This is my California....

We had to teach a lot of our teenagers correct and safe hiking etiquette like not throwing trash on the ground, letting faster hikers pass by and in particular (my little brother) to not hike on the edge of a cliff trail.  Sadly my camera died soon after the picture above so I hardly  have any pictures from the actual High Peaks.

Photo Courtesy of Noe Garay

High Peaks was an adventure!
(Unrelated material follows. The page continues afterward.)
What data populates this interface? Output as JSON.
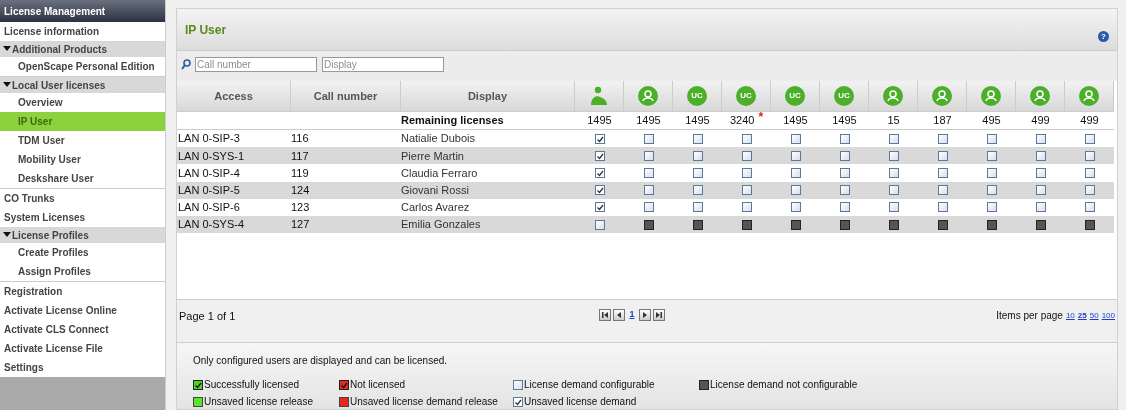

Many of our teenagers said the felt like they were Indian Jones after we climbed up on the peaks and crawled on the very edge of a giant volcanic rock.  I am very glad that I was not with my husband when we went through the "treacherous" portion of the trail because my son told my husband that he was going to jump into the canyon so daddy could go rescue him with a Pogo stick like "Diego" and then tried to run towards the ledge.  I think I would have gone completely gray if I would have seen that.....

The one amazing thing I will remember for the rest of my life happened right after we finished getting through the difficult part of the peaks.  I was standing there with Dixie, Alexis and Manuel and a condor flew right by our heads, literally 10 feet from us.  None of us had our cameras but I'm pretty sure it's better in our memories then any picture that we would have taken.  Now I that have seen California Condors up close and personal, I have to see the Peruvian Condors as well.

We took another break with two miles left and everyone was exhausted.  Some of the youth didn't understand the concept that food and water is energy for their bodies, and that's when we realized some of had not been drinking or snacking like we had been telling them too.  That's when my mothering skills kicked and I knew it was time for "scare tactics" to make them understand the dangers of dehydration and made them understand that food is energy.  As well as letting them know if we didn't finish before 6 p.m. we would have to hike an extra mile back to the Visitor Center.  Then everyone quickly hiked down to the Bear Gulch parking and we made it to the parking lot before 6 p.m.


Apparently hiking with a group of teenagers is as slow as hiking with toddlers, approx. 1 mph.

Elevation Change was approx. 1300 feet, highest elevation 2,500 feet but it felt much higher since we were right on the edge of a rock.

Condor Gulch - High Peaks - Bear Gulch Trail

Overall, it was a great first youth camping trip and will definitely be doing more in the future.  With each trip we learn more and more about our youth and how to lead a camping group better as well introducing our church youth to the great creation that God made to enjoy.

Related Posts: